backward model: remove x_j = 11 with b = VectorD(5.87791)
fit = VectorD(3840.99, 3840.99, 0.784196, 0.885548, 0.670793, 3.78858e-15, 3.77476e-15, Infinity, -1188.69, -1182.19)

… and further up

(3)

|====================|
|  WineDrop DATASET  |
|    MULT LIN REG    |
|====================|

Coefficients:
| Estimate   |   StdErr   |  t value | Pr(>|t|)
x₀ | 140.098884 |  18.529223 |   7.5610 |   0.00000
x₁ |   0.060412 |   0.020444 |   2.9550 |   0.00313
x₂ |  -1.904478 |   0.112399 | -16.9440 |   0.00000
x₃ |   0.076795 |   0.007549 |  10.1731 |   0.00000
x₄ |  -0.276671 |   0.542720 |  -0.5098 |   0.61020
x₅ |   0.003777 |   0.000842 |   4.4848 |   0.00001
x₆ |  -0.000311 |   0.000377 |  -0.8235 |   0.41020
x₇ | -138.989068 |  18.906592 |  -7.3514 |   0.00000
x₈ |   0.660673 |   0.103723 |   6.3696 |   0.00000
x₉ |   0.617767 |   0.100076 |   6.1730 |   0.00000
x₁₀ |   0.009603 |   0.001095 |   8.7670 |   0.00000
SSE:             2751.6229
Residual stdErr: 0.7504 on 10 degrees of freedom
R-Squared:       0.2836, Adjusted rSquared:  0.2822
F-Statistic:     193.4762 on 10 and 4887 DF
AIC:             -2802.3636
BIC:             -2730.9012
--------------------------------------------------------------------------------
VIF:
VectorD(0.340531, 0.000321888, 0.939356, 1.39361e-05, 0.250047, 0.0932211, 3.71570e-07, 0.00305491, 0.000444961, 0.0593856)

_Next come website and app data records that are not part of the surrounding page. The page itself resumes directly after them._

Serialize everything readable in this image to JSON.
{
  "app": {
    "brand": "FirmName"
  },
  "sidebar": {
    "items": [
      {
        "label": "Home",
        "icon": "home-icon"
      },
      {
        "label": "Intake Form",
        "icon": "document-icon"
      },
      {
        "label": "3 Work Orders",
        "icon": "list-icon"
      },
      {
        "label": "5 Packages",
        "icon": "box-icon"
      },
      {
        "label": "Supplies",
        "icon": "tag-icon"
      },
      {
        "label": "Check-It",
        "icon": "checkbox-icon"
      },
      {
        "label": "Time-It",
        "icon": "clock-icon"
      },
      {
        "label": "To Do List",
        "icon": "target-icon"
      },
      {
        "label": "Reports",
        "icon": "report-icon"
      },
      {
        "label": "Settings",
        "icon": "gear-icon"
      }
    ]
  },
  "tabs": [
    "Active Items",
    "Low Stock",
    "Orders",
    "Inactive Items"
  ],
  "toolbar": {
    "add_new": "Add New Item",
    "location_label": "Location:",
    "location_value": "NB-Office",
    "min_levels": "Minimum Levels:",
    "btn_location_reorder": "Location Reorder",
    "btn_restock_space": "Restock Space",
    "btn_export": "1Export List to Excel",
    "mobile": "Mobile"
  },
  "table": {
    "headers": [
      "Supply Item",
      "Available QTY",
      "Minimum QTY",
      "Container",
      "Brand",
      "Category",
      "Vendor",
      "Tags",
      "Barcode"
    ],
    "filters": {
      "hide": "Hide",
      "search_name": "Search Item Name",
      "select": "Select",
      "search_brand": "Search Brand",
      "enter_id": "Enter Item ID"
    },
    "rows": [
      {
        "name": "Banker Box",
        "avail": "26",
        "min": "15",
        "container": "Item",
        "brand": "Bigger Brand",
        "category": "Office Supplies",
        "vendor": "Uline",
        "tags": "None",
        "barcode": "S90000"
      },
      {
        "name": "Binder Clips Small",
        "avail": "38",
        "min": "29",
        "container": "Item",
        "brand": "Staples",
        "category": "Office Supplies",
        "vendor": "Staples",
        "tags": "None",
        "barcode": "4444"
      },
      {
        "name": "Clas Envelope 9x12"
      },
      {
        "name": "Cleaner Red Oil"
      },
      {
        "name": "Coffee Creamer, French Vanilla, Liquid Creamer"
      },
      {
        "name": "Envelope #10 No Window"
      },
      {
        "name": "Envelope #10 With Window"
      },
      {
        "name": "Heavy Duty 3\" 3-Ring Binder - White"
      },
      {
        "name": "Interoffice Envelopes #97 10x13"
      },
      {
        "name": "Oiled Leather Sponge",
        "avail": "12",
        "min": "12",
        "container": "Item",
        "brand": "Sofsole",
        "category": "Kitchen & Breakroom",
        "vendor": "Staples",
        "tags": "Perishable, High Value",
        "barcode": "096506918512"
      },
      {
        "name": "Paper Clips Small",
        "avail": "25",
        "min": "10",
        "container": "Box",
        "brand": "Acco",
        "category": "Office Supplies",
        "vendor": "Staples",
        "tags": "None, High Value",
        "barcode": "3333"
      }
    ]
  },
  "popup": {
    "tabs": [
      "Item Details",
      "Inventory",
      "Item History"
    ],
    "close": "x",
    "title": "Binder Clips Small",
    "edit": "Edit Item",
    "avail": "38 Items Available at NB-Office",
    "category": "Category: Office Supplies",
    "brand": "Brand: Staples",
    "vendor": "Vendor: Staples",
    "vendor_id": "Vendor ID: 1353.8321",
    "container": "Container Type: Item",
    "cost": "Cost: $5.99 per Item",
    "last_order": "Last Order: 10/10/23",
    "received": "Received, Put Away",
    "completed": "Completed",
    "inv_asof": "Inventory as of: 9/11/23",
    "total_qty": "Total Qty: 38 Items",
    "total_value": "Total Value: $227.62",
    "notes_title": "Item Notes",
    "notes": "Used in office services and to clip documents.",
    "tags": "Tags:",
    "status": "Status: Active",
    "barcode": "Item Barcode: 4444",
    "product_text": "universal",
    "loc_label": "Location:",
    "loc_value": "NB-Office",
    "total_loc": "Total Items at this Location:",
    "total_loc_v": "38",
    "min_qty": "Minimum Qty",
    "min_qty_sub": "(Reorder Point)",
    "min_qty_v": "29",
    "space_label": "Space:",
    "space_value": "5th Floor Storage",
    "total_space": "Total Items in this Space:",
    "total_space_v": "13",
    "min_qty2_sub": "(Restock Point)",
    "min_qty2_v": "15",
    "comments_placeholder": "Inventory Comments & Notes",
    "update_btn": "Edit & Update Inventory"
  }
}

Great, I’m a Data Scientist! But… uh… What have I done?

In short, you read in two different datasets, one from a CSV file and one from an ARFF file, containing real-valued data and categorical data respectively.

You performed multiple linear regression (MLR) on the real-valued data in its raw form (WineQual), after performing a simple transformation (Wine-tf), and again after removing an attribute (WineDrop) guided by forward selection, backward elimination, and VIF calculation (more on that in Part 3). Each regression fit returned the derived least squares coefficients and associated statistics as well as several quality of fit measures (See outputs (2) and (3) above).

You then applied the naive Bayes classifier to the categorical data, reporting the mean and standard deviation for accuracy, recall, precision, and F1 score from 10-fold cross validation (CV) (See output (1) above).

Note: The output above the naive Bayes CV results resembling repetitions of

vc = Array(6, 3, 11, 7, 3, 3, 2, 6, 2)
distinct value count vc = Array(6, 3, 11, 7, 3, 3, 2, 6, 2)

is built-in output from the ScalaTion NaiveBayes class. It shows the number of unique values for each attribute, and is returned at two points of execution during each CV fold.


Congratulations! You’ve officially run your first machine learning models using the ScalaTion library. If you’re a beginner like I was when I first used the library, just getting to this point can be daunting, so we’ll stop here for now. Stay tuned for Part 3, where we will take a deeper look into the code we’ve just run.